### Task description
Repeat the data exactly. Pictures are not part of the copy.

### Dataset extract

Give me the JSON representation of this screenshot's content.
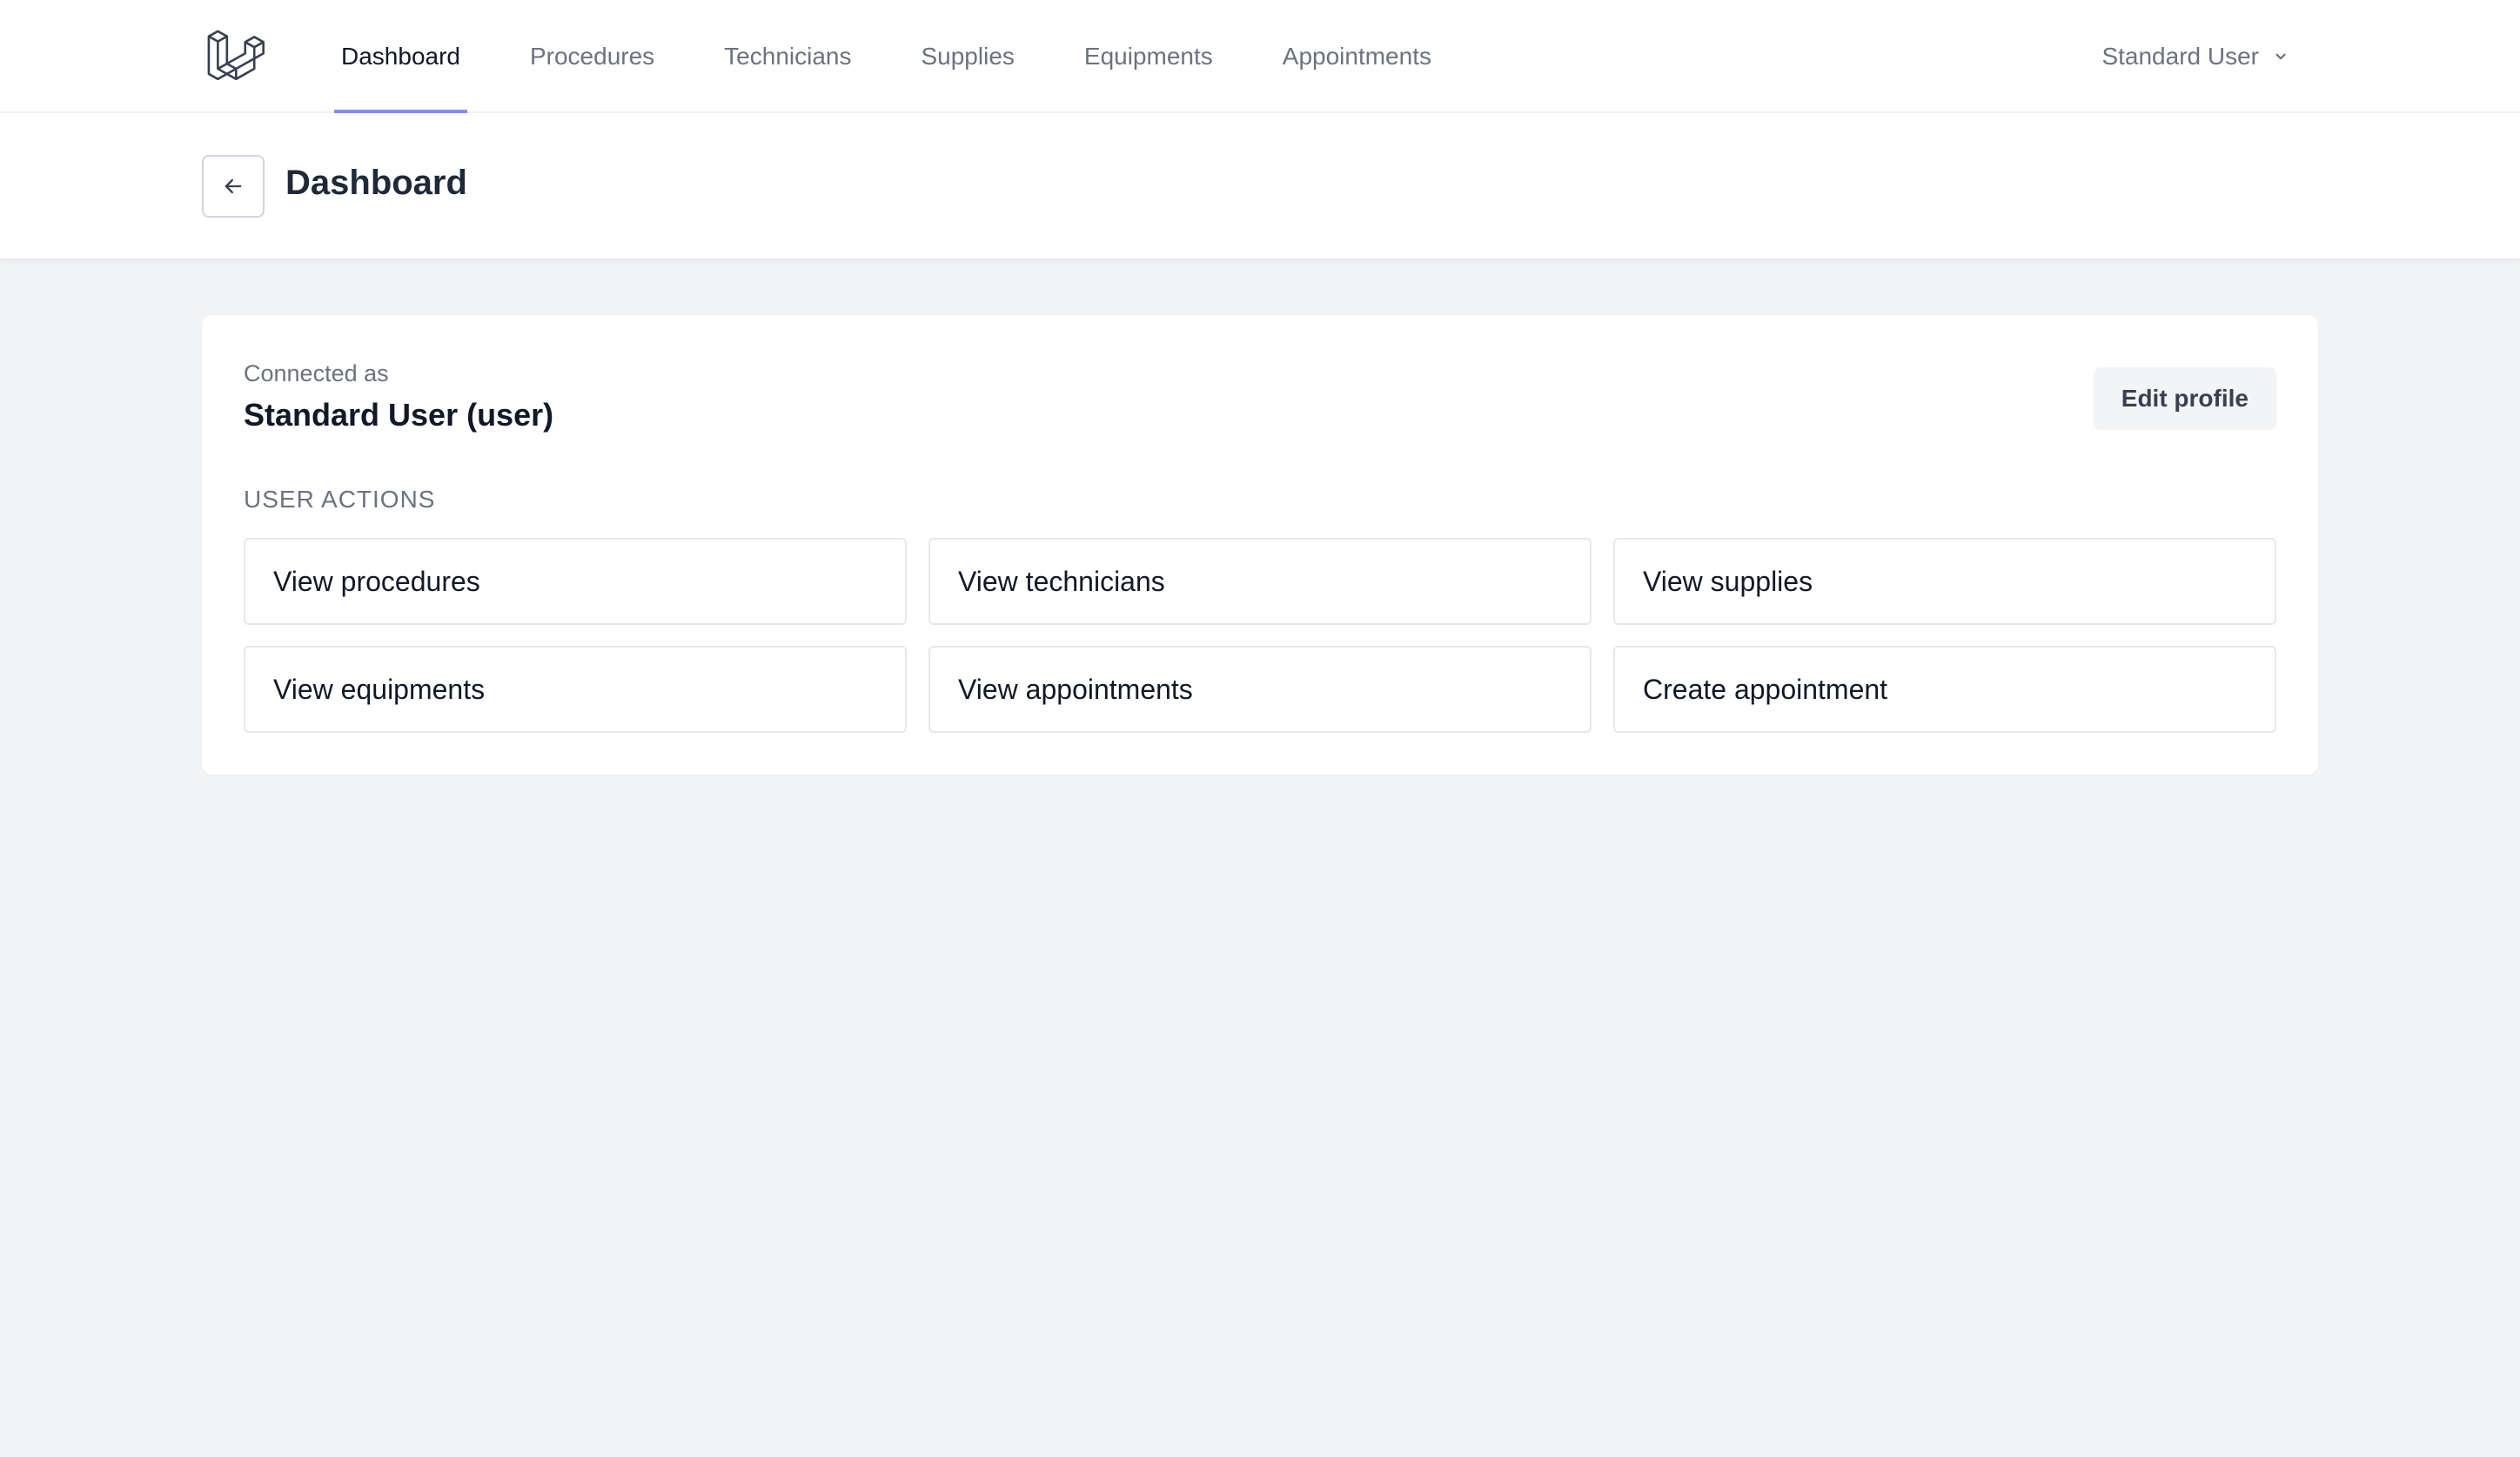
{
  "nav": {
    "logo": "laravel-logo",
    "items": [
      {
        "label": "Dashboard",
        "active": true
      },
      {
        "label": "Procedures",
        "active": false
      },
      {
        "label": "Technicians",
        "active": false
      },
      {
        "label": "Supplies",
        "active": false
      },
      {
        "label": "Equipments",
        "active": false
      },
      {
        "label": "Appointments",
        "active": false
      }
    ],
    "user_menu_label": "Standard User",
    "user_menu_icon": "chevron-down-icon"
  },
  "header": {
    "back_icon": "arrow-left-icon",
    "title": "Dashboard"
  },
  "card": {
    "connected_label": "Connected as",
    "connected_user": "Standard User (user)",
    "edit_profile_label": "Edit profile",
    "section_title": "USER ACTIONS",
    "actions": [
      {
        "label": "View procedures"
      },
      {
        "label": "View technicians"
      },
      {
        "label": "View supplies"
      },
      {
        "label": "View equipments"
      },
      {
        "label": "View appointments"
      },
      {
        "label": "Create appointment"
      }
    ]
  },
  "colors": {
    "accent": "#818cf8",
    "page_background": "#f3f4f6",
    "surface": "#ffffff"
  }
}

### Exercise response
Give me the JSON representation of this screenshot's content.
{
  "nav": {
    "logo": "laravel-logo",
    "items": [
      {
        "label": "Dashboard",
        "active": true
      },
      {
        "label": "Procedures",
        "active": false
      },
      {
        "label": "Technicians",
        "active": false
      },
      {
        "label": "Supplies",
        "active": false
      },
      {
        "label": "Equipments",
        "active": false
      },
      {
        "label": "Appointments",
        "active": false
      }
    ],
    "user_menu_label": "Standard User",
    "user_menu_icon": "chevron-down-icon"
  },
  "header": {
    "back_icon": "arrow-left-icon",
    "title": "Dashboard"
  },
  "card": {
    "connected_label": "Connected as",
    "connected_user": "Standard User (user)",
    "edit_profile_label": "Edit profile",
    "section_title": "USER ACTIONS",
    "actions": [
      {
        "label": "View procedures"
      },
      {
        "label": "View technicians"
      },
      {
        "label": "View supplies"
      },
      {
        "label": "View equipments"
      },
      {
        "label": "View appointments"
      },
      {
        "label": "Create appointment"
      }
    ]
  },
  "colors": {
    "accent": "#818cf8",
    "page_background": "#f3f4f6",
    "surface": "#ffffff"
  }
}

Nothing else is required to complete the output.